Deri has many of the classic traits of an entrepreneur. He is confident, driven, impatient, very serious about what he’s doing and great at selling his ideas (and vegetables!). Like many entrepreneurs, however, Deri is already looking for his next challenge. “I’m at a bit of a juncture. Do I want to spend my whole life feeding people? I don’t know if that’s my calling. At the moment I’m wondering where I should go, what route I should take”. The answer may well have arrived.
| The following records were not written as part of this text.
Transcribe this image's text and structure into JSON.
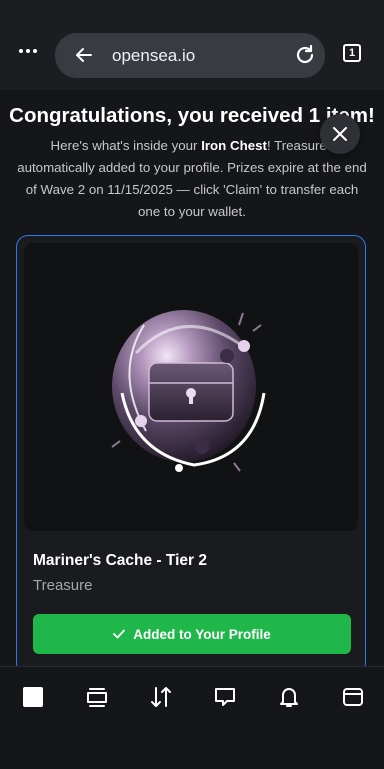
{
  "browser": {
    "url": "opensea.io",
    "tab_count": "1"
  },
  "modal": {
    "title": "Congratulations, you received 1 item!",
    "description_prefix": "Here's what's inside your ",
    "chest_name": "Iron Chest",
    "description_suffix": "! Treasures automatically added to your profile. Prizes expire at the end of Wave 2 on 11/15/2025 — click 'Claim' to transfer each one to your wallet.",
    "item": {
      "name": "Mariner's Cache - Tier 2",
      "type": "Treasure",
      "status_label": "Added to Your Profile"
    }
  },
  "colors": {
    "accent": "#2d7bea",
    "success": "#1fb749",
    "background": "#151619"
  },
  "bottom_nav": [
    "home-icon",
    "cards-icon",
    "swap-icon",
    "chat-icon",
    "bell-icon",
    "wallet-icon"
  ]
}
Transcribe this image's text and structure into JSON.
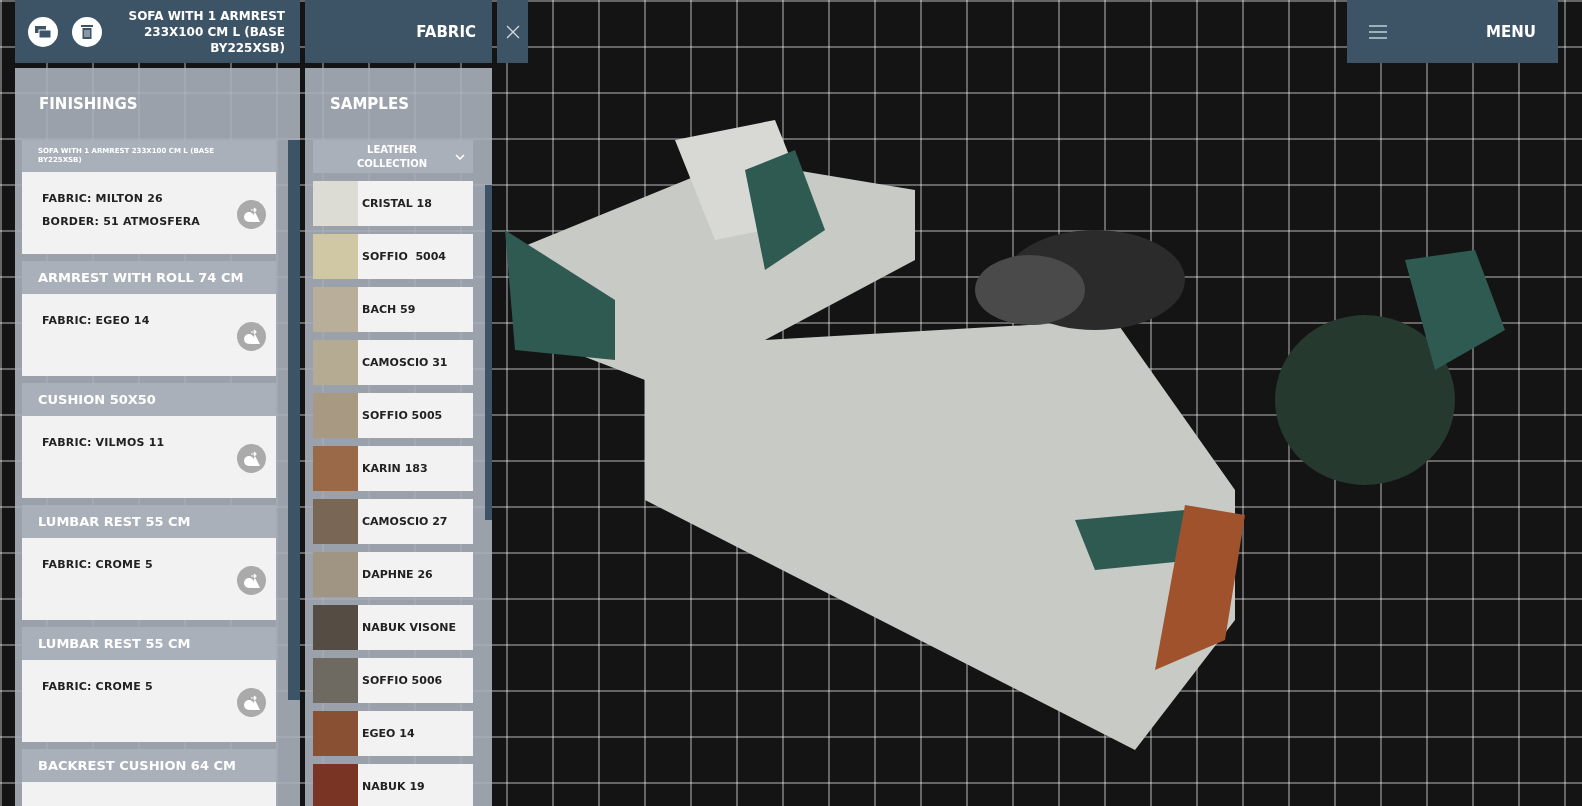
{
  "header": {
    "title": "SOFA WITH 1 ARMREST 233X100 CM L (BASE BY225XSB)",
    "section": "FABRIC",
    "menu": "MENU"
  },
  "finishings": {
    "title": "FINISHINGS",
    "items": [
      {
        "kind": "small",
        "name": "SOFA WITH 1 ARMREST 233X100 CM L (BASE BY225XSB)",
        "lines": [
          "FABRIC: MILTON 26",
          "BORDER: 51 ATMOSFERA"
        ]
      },
      {
        "kind": "large",
        "name": "ARMREST WITH ROLL 74 CM",
        "lines": [
          "FABRIC: EGEO 14"
        ]
      },
      {
        "kind": "large",
        "name": "CUSHION 50X50",
        "lines": [
          "FABRIC: VILMOS 11"
        ]
      },
      {
        "kind": "large",
        "name": "LUMBAR REST 55 CM",
        "lines": [
          "FABRIC: CROME 5"
        ]
      },
      {
        "kind": "large",
        "name": "LUMBAR REST 55 CM",
        "lines": [
          "FABRIC: CROME 5"
        ]
      },
      {
        "kind": "large",
        "name": "BACKREST CUSHION 64 CM"
      }
    ]
  },
  "samples": {
    "title": "SAMPLES",
    "collection": "LEATHER COLLECTION",
    "items": [
      {
        "name": "CRISTAL 18",
        "color": "#dcdcd4"
      },
      {
        "name": "SOFFIO  5004",
        "color": "#d0c8a4"
      },
      {
        "name": "BACH 59",
        "color": "#b8ae9a"
      },
      {
        "name": "CAMOSCIO 31",
        "color": "#b5aa92"
      },
      {
        "name": "SOFFIO 5005",
        "color": "#a89a82"
      },
      {
        "name": "KARIN 183",
        "color": "#9a6a48"
      },
      {
        "name": "CAMOSCIO 27",
        "color": "#7a6654"
      },
      {
        "name": "DAPHNE 26",
        "color": "#a09482"
      },
      {
        "name": "NABUK VISONE",
        "color": "#554c44"
      },
      {
        "name": "SOFFIO 5006",
        "color": "#6e6a62"
      },
      {
        "name": "EGEO 14",
        "color": "#8a5034"
      },
      {
        "name": "NABUK 19",
        "color": "#7a3424"
      }
    ]
  }
}
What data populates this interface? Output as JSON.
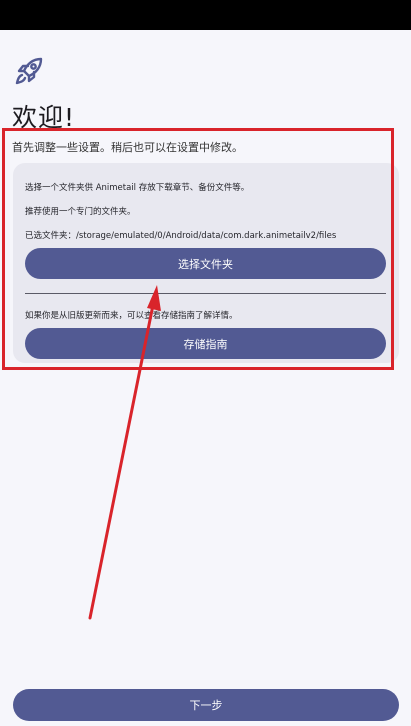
{
  "welcome": {
    "title": "欢迎!",
    "subtitle": "首先调整一些设置。稍后也可以在设置中修改。"
  },
  "storage": {
    "desc1": "选择一个文件夹供 Animetail 存放下载章节、备份文件等。",
    "desc2": "推荐使用一个专门的文件夹。",
    "selected": "已选文件夹：/storage/emulated/0/Android/data/com.dark.animetailv2/files",
    "select_button": "选择文件夹",
    "update_hint": "如果你是从旧版更新而来，可以查看存储指南了解详情。",
    "guide_button": "存储指南"
  },
  "footer": {
    "next_button": "下一步"
  },
  "icons": {
    "rocket": "rocket-icon"
  },
  "colors": {
    "accent": "#525a93",
    "card": "#e8e8f0",
    "annotation": "#d9242b"
  }
}
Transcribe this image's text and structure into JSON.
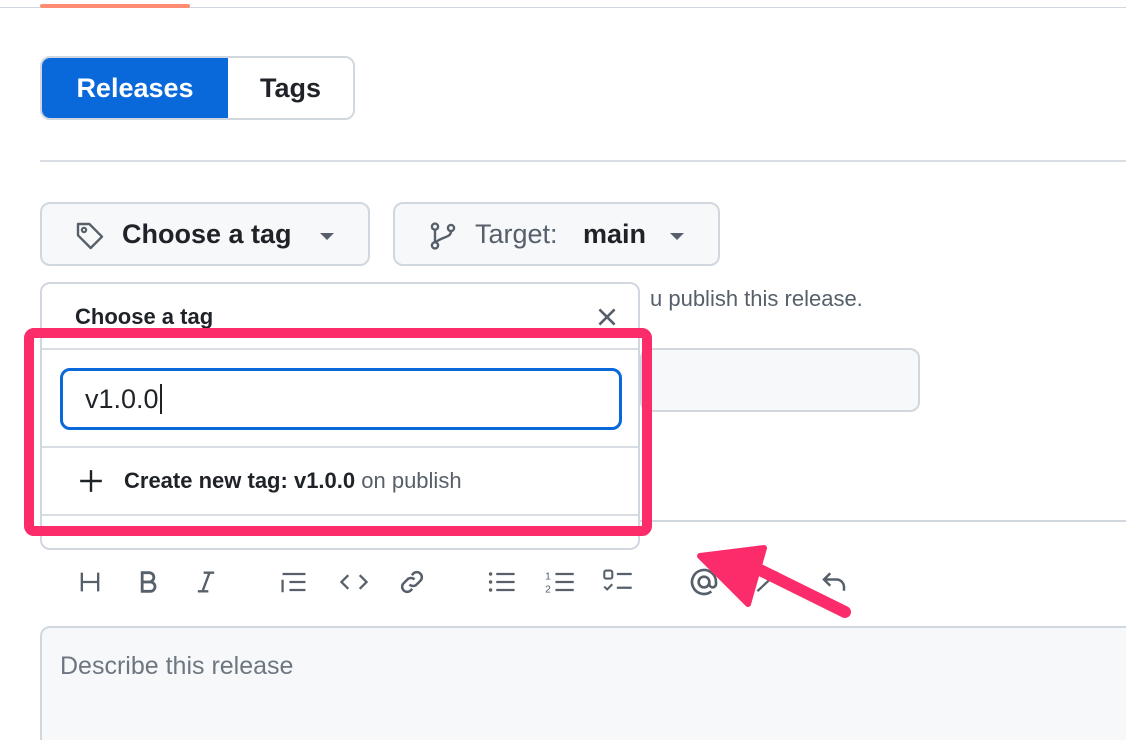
{
  "tabs": {
    "releases_label": "Releases",
    "tags_label": "Tags"
  },
  "controls": {
    "choose_tag_label": "Choose a tag",
    "target_prefix": "Target:",
    "target_value": "main"
  },
  "helper_text": "u publish this release.",
  "tag_dropdown": {
    "title": "Choose a tag",
    "input_value": "v1.0.0",
    "create_prefix": "Create new tag:",
    "create_tag": "v1.0.0",
    "create_suffix": "on publish"
  },
  "editor": {
    "placeholder": "Describe this release",
    "toolbar_icons": [
      "heading-icon",
      "bold-icon",
      "italic-icon",
      "quote-icon",
      "code-icon",
      "link-icon",
      "unordered-list-icon",
      "ordered-list-icon",
      "task-list-icon",
      "mention-icon",
      "cross-reference-icon",
      "reply-icon"
    ]
  },
  "colors": {
    "accent": "#0969da",
    "highlight": "#fc2b6a"
  }
}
Deri has recently made contact with the good folk behind The People’s Supermarket (as seen on Channel 4) with the aim of setting up a similar venture right here in Cardiff. “What TPS has done in London is astonishing, they’ve basically signed up 500 volunteers to run a supermarket in the centre of London. The project has been so successful it has inspired me to look into it a little more to try to make it happen in Cardiff”. Different to his other projects, this is not a one-man show and the success of it relies on people like you and me, “It’s still very early days. I’m waiting until 100 people sign up to the mailing list before arranging the first meet up where we will just start to get to know each other and share what skills or contacts we have that might be able to help”. If you’re interested, sign up here.
What I really like about Deri are his principles. “I’ve always said that I won’t compromise on my values. I’d rather not have the business to be honest”. Similarly, “when you’ve got a good product, it’s the easiest thing to sell. But if you haven’t, or you don’t believe in it, it is impossible to sell. You have got to love it”. That’s why I think Deri is so popular. He clearly loves what he’s doing and believes in it 100%. He is also very much a 21st Century businessman. Social media has been critical to his success and developing his brand and he clearly understands how to connect with people. But Deri is very quick to point out that he is no superman. “Running your own business can be lonely. No one else is going through what you are so you can’t really explain how you’re feeling. But, I am lucky to be around a lot of support networks – my parents are nearby, my brother is here (in Cardiff), and my friends and volunteers have kept me going”.
We are very lucky to have someone like Deri Reed in Cardiff. He’s a do-er and is making exciting things happen. There is a definite buzz surrounding his work. He also cares about the important things in life – people, food, health and the environment. If ever there was a good role model for our kids, this is the man.
EthicalChef will be appearing at the Cardiff Vegetarian Festival on Sat 21st May and will be doing other events as part of National Vegetarian Week 23-29 May. He is gathering interest for The People’s Supermarket in Cardiff and, if you’re interested, you can sign up here.